Russia’s conundrum in the Caucasus

For the second time since fighting began on 27 September, a humanitarian ceasefire was agreed between the warring countries of Azerbaijan and Armenia — and, for the second time, it was quickly broken. Momentum is now firmly in Azerbaijan’s favour, with Azeri forces capturing a number of towns and settlements in the disputed region of

The conflict that could spark a war

History repeats itself — but sometimes in reverse. Only a pessimist would have predicted a global pandemic followed by a growing regional conflict. And yet the ongoing fighting between Armenia and Azerbaijan — and its accompanying web of political ambition, ethnic tensions and territorial disputes — leads to uncomfortable comparisons with the start of the first world war.
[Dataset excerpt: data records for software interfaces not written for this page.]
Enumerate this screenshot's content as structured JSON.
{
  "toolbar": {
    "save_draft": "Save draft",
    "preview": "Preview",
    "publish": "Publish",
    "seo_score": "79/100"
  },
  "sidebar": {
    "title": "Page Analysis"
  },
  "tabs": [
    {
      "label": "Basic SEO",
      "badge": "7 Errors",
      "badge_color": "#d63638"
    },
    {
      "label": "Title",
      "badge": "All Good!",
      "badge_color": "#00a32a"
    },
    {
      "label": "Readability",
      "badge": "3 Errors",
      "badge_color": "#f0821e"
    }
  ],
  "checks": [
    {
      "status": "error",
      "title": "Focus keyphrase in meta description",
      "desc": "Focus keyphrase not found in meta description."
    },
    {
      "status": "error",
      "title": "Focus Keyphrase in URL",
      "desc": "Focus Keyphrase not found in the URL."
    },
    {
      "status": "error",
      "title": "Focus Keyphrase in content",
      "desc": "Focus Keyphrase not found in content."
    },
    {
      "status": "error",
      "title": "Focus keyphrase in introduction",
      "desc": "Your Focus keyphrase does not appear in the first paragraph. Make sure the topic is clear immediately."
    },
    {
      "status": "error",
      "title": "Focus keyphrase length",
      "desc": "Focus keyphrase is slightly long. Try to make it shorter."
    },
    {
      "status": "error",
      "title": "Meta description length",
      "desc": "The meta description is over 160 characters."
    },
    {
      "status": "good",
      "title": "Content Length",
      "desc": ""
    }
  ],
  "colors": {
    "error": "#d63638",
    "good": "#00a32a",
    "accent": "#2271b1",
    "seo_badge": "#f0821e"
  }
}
That

What’s behind the conflict between Armenia and Azerbaijan?

The outbreak of fighting between Armenia and Azerbaijan over the weekend is the latest episode in a saga stretching back to the waning years of the USSR. Although recognised as being part of Azerbaijan, the region of Nagorno-Karabakh is a de facto independent zone populated by ethnic Armenians. Its independence came as a result of a

Why Navalny may not be a friend of the West

At first glance, Alexei Navalny seems like exactly the sort of man the West would want to sit in the Kremlin. He’s anti-corruption, anti-oligarchy, anti-ballot rigging and – most importantly – anti-Putin. Many in the West believe his election would result in a seismic shift in Russian foreign policy – and perhaps even lead to